“I worked directly with the gov’s office on the Senate amendment language for the bill,” he said. “I was never told they didn’t like the language we all worked on.”

And Chaplik took a shot at the governor’s staff.

“This is a failure of communicating from his office and working together as a party to be efficient and effective with passing strong policy for election integrity,” he said.

But gubernatorial press aide C.J. Karamargin said the lawmaker knows the reasons for the veto.

Some of what was in HB 2317 was straightforward, like saying that people should be deleted from Arizona voting lists when they get a driver’s license in another state.

Another provision required court officials to forward to recorders a list of people who ask to be excused from jury duty because they are not citizens.

Marson, however, told the governor it’s not that simple.

“County recorder’s offices are not designed to be investigative bodies,” she wrote to Ducey.

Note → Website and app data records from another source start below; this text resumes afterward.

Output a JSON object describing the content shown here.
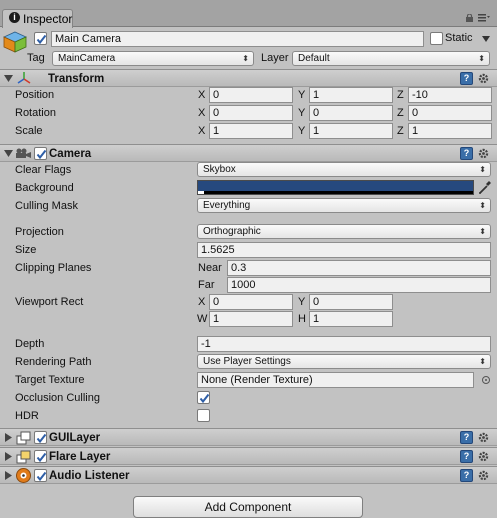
{
  "window": {
    "tab_label": "Inspector"
  },
  "gameobject": {
    "name": "Main Camera",
    "static_label": "Static",
    "tag_label": "Tag",
    "tag_value": "MainCamera",
    "layer_label": "Layer",
    "layer_value": "Default"
  },
  "transform": {
    "title": "Transform",
    "rows": [
      {
        "label": "Position",
        "x": "0",
        "y": "1",
        "z": "-10"
      },
      {
        "label": "Rotation",
        "x": "0",
        "y": "0",
        "z": "0"
      },
      {
        "label": "Scale",
        "x": "1",
        "y": "1",
        "z": "1"
      }
    ],
    "x_label": "X",
    "y_label": "Y",
    "z_label": "Z"
  },
  "camera": {
    "title": "Camera",
    "clear_flags_label": "Clear Flags",
    "clear_flags_value": "Skybox",
    "background_label": "Background",
    "background_color": "#26497e",
    "culling_mask_label": "Culling Mask",
    "culling_mask_value": "Everything",
    "projection_label": "Projection",
    "projection_value": "Orthographic",
    "size_label": "Size",
    "size_value": "1.5625",
    "clipping_label": "Clipping Planes",
    "near_label": "Near",
    "near_value": "0.3",
    "far_label": "Far",
    "far_value": "1000",
    "viewport_label": "Viewport Rect",
    "vp_x_label": "X",
    "vp_x": "0",
    "vp_y_label": "Y",
    "vp_y": "0",
    "vp_w_label": "W",
    "vp_w": "1",
    "vp_h_label": "H",
    "vp_h": "1",
    "depth_label": "Depth",
    "depth_value": "-1",
    "rendering_path_label": "Rendering Path",
    "rendering_path_value": "Use Player Settings",
    "target_texture_label": "Target Texture",
    "target_texture_value": "None (Render Texture)",
    "occlusion_label": "Occlusion Culling",
    "occlusion_checked": true,
    "hdr_label": "HDR",
    "hdr_checked": false
  },
  "components": [
    {
      "title": "GUILayer",
      "icon": "guilayer-icon"
    },
    {
      "title": "Flare Layer",
      "icon": "flare-layer-icon"
    },
    {
      "title": "Audio Listener",
      "icon": "audio-listener-icon"
    }
  ],
  "add_component_label": "Add Component",
  "colors": {
    "accent": "#3a6ea8",
    "panel": "#c2c2c2",
    "header": "#a3a3a3"
  }
}
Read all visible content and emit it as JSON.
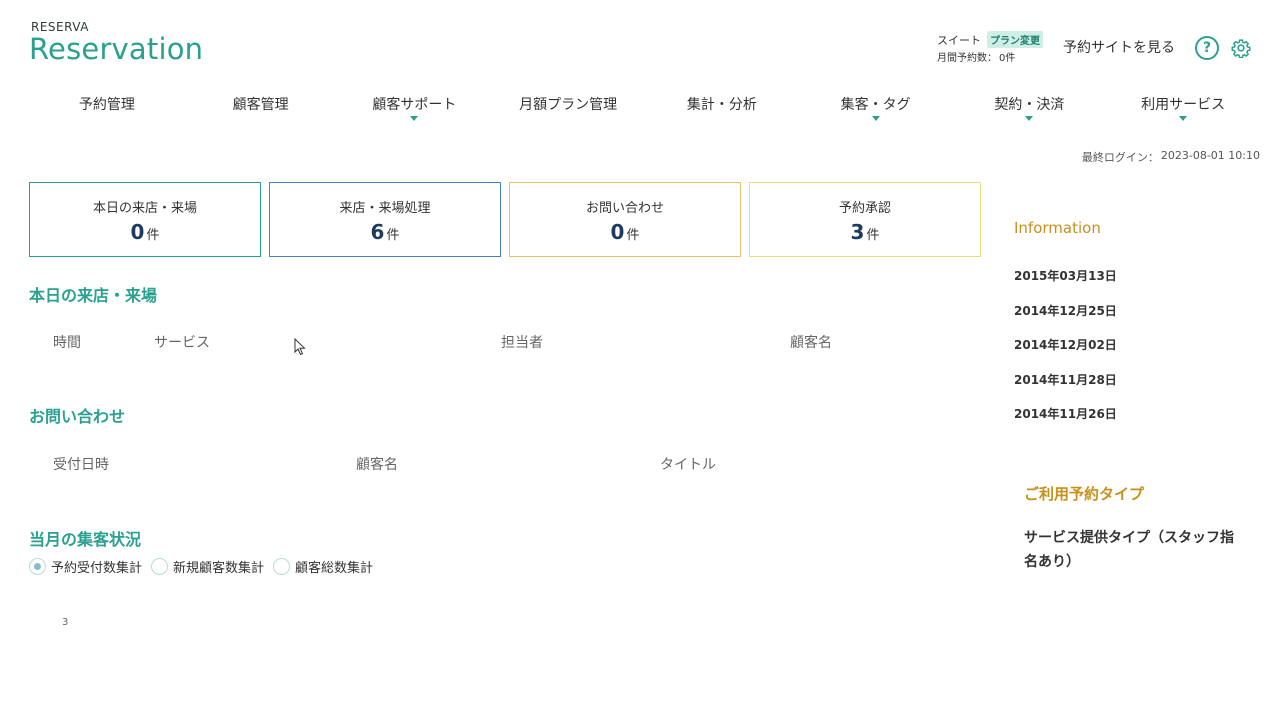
{
  "brand": {
    "small": "RESERVA",
    "big": "Reservation"
  },
  "plan": {
    "name": "スイート",
    "change_label": "プラン変更",
    "monthly_label": "月間予約数：",
    "monthly_value": "0件"
  },
  "header": {
    "view_site": "予約サイトを見る",
    "help_glyph": "?"
  },
  "nav": [
    {
      "label": "予約管理",
      "has_dropdown": false
    },
    {
      "label": "顧客管理",
      "has_dropdown": false
    },
    {
      "label": "顧客サポート",
      "has_dropdown": true
    },
    {
      "label": "月額プラン管理",
      "has_dropdown": false
    },
    {
      "label": "集計・分析",
      "has_dropdown": false
    },
    {
      "label": "集客・タグ",
      "has_dropdown": true
    },
    {
      "label": "契約・決済",
      "has_dropdown": true
    },
    {
      "label": "利用サービス",
      "has_dropdown": true
    }
  ],
  "last_login": {
    "label": "最終ログイン：",
    "value": "2023-08-01 10:10"
  },
  "cards": [
    {
      "label": "本日の来店・来場",
      "value": "0",
      "unit": "件",
      "border": "#2aa190"
    },
    {
      "label": "来店・来場処理",
      "value": "6",
      "unit": "件",
      "border": "#4a7fc1"
    },
    {
      "label": "お問い合わせ",
      "value": "0",
      "unit": "件",
      "border": "#e8c36a"
    },
    {
      "label": "予約承認",
      "value": "3",
      "unit": "件",
      "border": "#f0dc80"
    }
  ],
  "today": {
    "title": "本日の来店・来場",
    "columns": [
      "時間",
      "サービス",
      "担当者",
      "顧客名"
    ]
  },
  "inquiries": {
    "title": "お問い合わせ",
    "columns": [
      "受付日時",
      "顧客名",
      "タイトル"
    ]
  },
  "monthly_status": {
    "title": "当月の集客状況",
    "options": [
      {
        "label": "予約受付数集計",
        "checked": true
      },
      {
        "label": "新規顧客数集計",
        "checked": false
      },
      {
        "label": "顧客総数集計",
        "checked": false
      }
    ],
    "tick": "3"
  },
  "information": {
    "title": "Information",
    "dates": [
      "2015年03月13日",
      "2014年12月25日",
      "2014年12月02日",
      "2014年11月28日",
      "2014年11月26日"
    ]
  },
  "reservation_type": {
    "title": "ご利用予約タイプ",
    "value": "サービス提供タイプ（スタッフ指名あり）"
  },
  "colors": {
    "accent": "#2aa190",
    "gold": "#c8901a",
    "navy": "#1d3b5e"
  }
}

“Yet this bill allows anyone, without any evidence, to simply give a list of names of those suspected to be improperly registered to the county,” Marson continued. “And the county must take a variety of steps to confirm if the person should be registered.”

In fact, she said, one provision even allows for verbal complaints, with nothing more.

“A person could call in or submit claims anonymously,” Marson said. “Counties would have no mechanism to track or halt bad actors who use this new law to report, without any evidence, anyone they believe to be suspicious.”

And she said there are other problems.

It would have required county records, monthly, to compare a list of registered voters who they have “reason to believe are not United States citizens” with records maintained by the United States Citizenship and Immigration Services.”

“Upon what is that based?” Marson asked about what would give recorders that reason to believe. “It is up to each recorder to decide?”

And then there was the provision that required county recorders to determine if a person lived where he or she said. The vagueness of that clearly bothered Ducey.

“There are certain aspects of being a qualified elector that are objectively quantifiable, such as age and citizenship status,” he wrote.

“But the determination of residency can be a fact-specific inquiry,” the governor continued. “The subjectivity of this provision, as well as a lack of guardrails against false claims, included in HB 2617, leaves voter registration susceptible to being canceled based on fiction rather than fact.”

Marson also said the questions of illegal registration are the purview of county and state prosecutors, including an Election Integrity Unit within the Attorney General’s Office, saying any of those “would be a more appropriate entity to determine if voter fraud is occurring.”

There were things in Chaplik’s bill that the governor said he liked.

“For example, requiring the Department of Transportation to notify the secretary of state when a registered voter receives an out-of-state license is a step forward in maintaining accurate voter rolls,” Ducey wrote.

“Moreover the process outlined in the bill that describes how counties are notified when a prospective juror is not a U.S. citizen also provides tools to make sure only qualified electors are participating in Arizona elections,” he continued. And the governor indicated he would sign such a bill into law containing that measure.

Chaplik, in explaining the measure, said nothing in HB 2317 would automatically remove anyone from the voter registration rolls. Instead, it would have required county recorders to send a notice to who appear to not be legally registered telling them their registration would be canceled in 90 days unless they provide “satisfactory evidence” of qualification.